Banks said that he has been assured by St. Stephen pastor Debra B. Morton that the Bolden home will eventually be renovated. Banks went on to suggest that the preservationists collaborate with the church to find the money for the project.
During public comments ahead of the vote, Stacey Bridewell told members the preservation of New Orleans’ architecture is, in part, what draws newcomers to the city. “I came here for this,” she said. Bridewell went on to say that she knows she’s “an outsider,” but she believes the culture of her adopted home is “very special.”
“We are rapidly losing these physical markers of our history,” she added.
Banks, once king of the Zulu Social Aid and Pleasure Club, responded by acknowledging the preservationists’ commitment, but he also emphasized that newcomers were not alone in their devotion to the city.
“I hear you in terms of your passion and commitment to the culture,” Banks said, “but before many of you got here, I was already there.”
In the aftermath of Thursday’s meeting, Banks was stung with social media criticism for not leaning more heavily on the church to take action on the Bolden property. McCusker aired his views on Twitter.
Jay @cmjayhbanks: New Orleans City Councilman is the man who drove one of the last nails in the coffin of saving Buddy Bolden’s home in New Orleans. He ignored the case put before him and belittled the people who took hours out of thier day speak before the council. pic.twitter.com/w5Jse2Nf2M
— NOAntiquePhonographs (@NOLAPhonographs) August 24, 2018
Banks tweeted his response:
Mr. McCusker, I thank you for your time & passion about the Bolden home. Your concerns were heard & I not only suggested it but I agreed to be present at & facilitate the meeting. I came & spoke to you about the importance of preserving our history, a history Im proud of. https://t.co/ZEWQo4U9lO
At least two plans are afoot to save Bolden’s home. Erin Holmes, the Advocacy Coordinator for the Preservation Resource Center announced during the City Council meeting that the PRC was in discussions with the church on “a short-term plan to stabilize the house.”
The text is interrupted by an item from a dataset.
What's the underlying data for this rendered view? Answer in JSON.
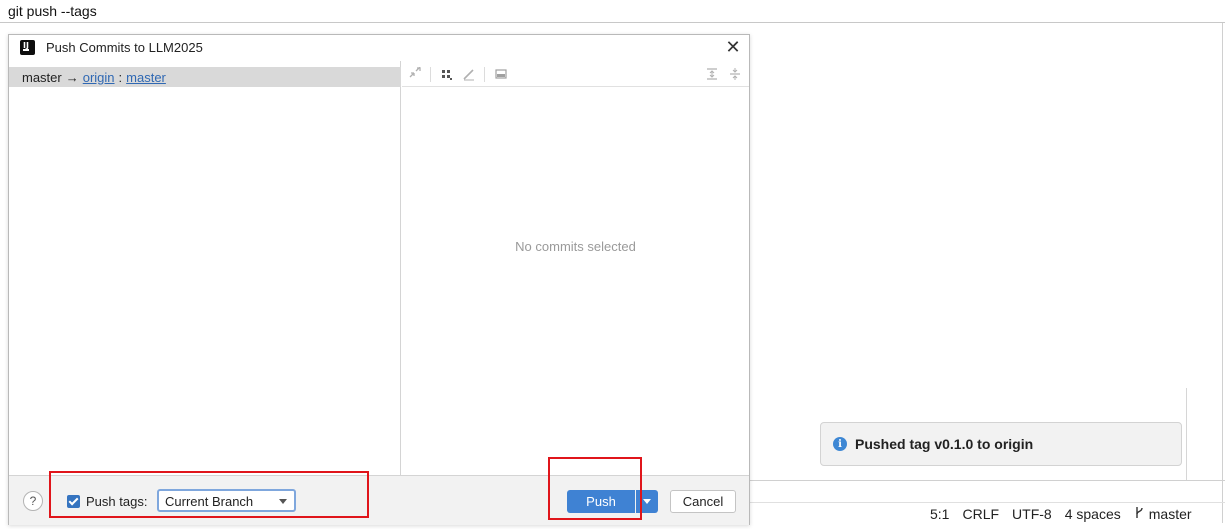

Also, Todd James from Mathes Brierre Architects, the firm overseeing the design of the Greater Works Family Life Center project, said that long before Thursday’s City Council meeting, he and musician PJ Morton, the son of the founders of the church, had begun discussing the preservation of the Bolden home and the identical sister shotgun house beside it. They envision a sort of music production workshop for professional and aspiring musicians. A timetable for the renovation has not been established, he said.
After this story was published, Councilman Banks issued a written statement that encapsulated his view of the matter. In it, he referred to the fact that Louis Armstrong’s home had been demolished before being recognized as a cultural keepsake. Banks’ statement read in part: “Unfortunately, irrevocable mistakes have been made in the past, and we have forever lost some of our treasured history, but I am committed to doing all that I can do to make sure that doesn’t happen again. The history of New Orleans’ musical culture must be preserved so that not only visitors can come from around the world, but children can come from around the corner and learn about the magic that makes New Orleans the most wonderful place on the planet.”
Note: This story was updated to include the PRC’s interest in the preservation of the Bolden house and Councilman Banks’ written statement.